Stored dataset items

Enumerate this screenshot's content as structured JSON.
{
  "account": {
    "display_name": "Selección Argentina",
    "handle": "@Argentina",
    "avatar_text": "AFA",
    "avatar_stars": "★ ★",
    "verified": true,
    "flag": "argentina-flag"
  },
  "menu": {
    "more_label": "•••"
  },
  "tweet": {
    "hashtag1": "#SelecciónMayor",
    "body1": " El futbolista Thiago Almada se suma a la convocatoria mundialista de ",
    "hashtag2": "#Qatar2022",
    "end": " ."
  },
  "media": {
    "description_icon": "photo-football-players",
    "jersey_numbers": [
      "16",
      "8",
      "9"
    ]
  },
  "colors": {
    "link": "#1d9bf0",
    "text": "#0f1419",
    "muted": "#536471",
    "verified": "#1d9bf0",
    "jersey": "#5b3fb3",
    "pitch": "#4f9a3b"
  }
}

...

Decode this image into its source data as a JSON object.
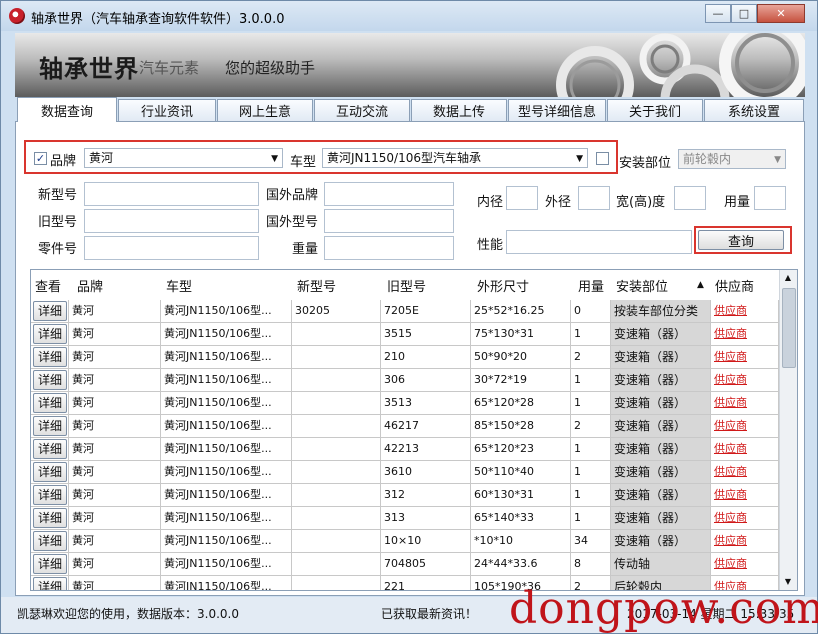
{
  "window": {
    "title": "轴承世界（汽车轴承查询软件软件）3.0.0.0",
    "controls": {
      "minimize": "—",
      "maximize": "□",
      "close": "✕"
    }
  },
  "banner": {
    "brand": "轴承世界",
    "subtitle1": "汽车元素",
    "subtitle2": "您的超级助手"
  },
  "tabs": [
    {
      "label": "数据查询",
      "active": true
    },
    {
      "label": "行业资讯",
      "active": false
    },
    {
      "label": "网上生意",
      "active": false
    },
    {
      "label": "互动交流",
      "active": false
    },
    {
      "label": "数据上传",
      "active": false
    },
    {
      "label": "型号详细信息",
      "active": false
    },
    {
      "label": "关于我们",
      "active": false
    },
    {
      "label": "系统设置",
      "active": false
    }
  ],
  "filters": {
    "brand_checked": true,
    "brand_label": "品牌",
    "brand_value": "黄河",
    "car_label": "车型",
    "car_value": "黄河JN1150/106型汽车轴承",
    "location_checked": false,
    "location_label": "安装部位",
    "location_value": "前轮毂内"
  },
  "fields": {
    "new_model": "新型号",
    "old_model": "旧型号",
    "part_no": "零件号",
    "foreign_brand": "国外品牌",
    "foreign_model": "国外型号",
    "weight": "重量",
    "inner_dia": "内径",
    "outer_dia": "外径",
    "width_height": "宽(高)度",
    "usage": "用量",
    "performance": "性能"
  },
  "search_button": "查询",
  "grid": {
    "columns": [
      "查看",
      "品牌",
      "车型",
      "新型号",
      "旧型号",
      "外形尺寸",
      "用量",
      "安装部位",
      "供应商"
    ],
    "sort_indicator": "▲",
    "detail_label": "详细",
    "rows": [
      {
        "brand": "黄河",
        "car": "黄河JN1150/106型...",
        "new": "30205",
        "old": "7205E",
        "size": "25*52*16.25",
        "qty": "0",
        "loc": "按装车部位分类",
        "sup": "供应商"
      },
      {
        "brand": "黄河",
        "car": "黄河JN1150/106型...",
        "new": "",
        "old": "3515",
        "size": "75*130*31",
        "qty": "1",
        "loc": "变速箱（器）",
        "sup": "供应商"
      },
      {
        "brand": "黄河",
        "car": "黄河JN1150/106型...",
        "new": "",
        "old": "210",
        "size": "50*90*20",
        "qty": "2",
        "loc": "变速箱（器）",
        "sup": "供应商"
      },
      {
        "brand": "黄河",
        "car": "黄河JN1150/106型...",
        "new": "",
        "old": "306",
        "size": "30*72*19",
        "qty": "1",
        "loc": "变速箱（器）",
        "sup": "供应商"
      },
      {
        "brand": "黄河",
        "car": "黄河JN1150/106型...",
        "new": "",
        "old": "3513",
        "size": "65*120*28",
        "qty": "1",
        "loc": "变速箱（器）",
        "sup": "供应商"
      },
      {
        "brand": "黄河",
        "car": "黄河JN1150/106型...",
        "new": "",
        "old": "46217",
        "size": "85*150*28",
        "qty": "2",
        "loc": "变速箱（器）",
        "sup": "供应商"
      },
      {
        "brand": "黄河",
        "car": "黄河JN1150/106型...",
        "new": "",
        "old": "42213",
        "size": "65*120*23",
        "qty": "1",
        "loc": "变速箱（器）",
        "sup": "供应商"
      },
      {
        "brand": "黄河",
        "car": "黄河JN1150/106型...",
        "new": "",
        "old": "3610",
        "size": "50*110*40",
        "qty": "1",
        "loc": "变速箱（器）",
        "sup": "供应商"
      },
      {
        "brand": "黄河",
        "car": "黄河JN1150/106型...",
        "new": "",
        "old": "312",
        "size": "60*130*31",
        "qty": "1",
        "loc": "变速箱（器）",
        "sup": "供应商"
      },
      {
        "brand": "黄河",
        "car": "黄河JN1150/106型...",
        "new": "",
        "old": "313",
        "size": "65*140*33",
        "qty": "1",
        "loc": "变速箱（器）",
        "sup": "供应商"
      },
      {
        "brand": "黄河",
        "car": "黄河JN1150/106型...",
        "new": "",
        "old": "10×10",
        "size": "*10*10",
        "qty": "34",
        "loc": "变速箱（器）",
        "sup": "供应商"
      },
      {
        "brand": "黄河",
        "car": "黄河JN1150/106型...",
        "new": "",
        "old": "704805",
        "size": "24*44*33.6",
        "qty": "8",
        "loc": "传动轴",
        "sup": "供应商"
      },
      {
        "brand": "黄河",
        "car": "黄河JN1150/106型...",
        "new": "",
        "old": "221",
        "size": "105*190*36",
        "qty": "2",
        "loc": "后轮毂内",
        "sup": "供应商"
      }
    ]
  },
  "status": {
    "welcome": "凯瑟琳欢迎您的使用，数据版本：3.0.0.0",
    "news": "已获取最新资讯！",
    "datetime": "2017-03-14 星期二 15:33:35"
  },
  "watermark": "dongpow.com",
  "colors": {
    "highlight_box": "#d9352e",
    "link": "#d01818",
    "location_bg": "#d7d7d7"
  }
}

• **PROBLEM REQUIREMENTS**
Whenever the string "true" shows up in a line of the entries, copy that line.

• **SOLUTION**
    "verified": true,
      "active": true
    "brand_checked": true,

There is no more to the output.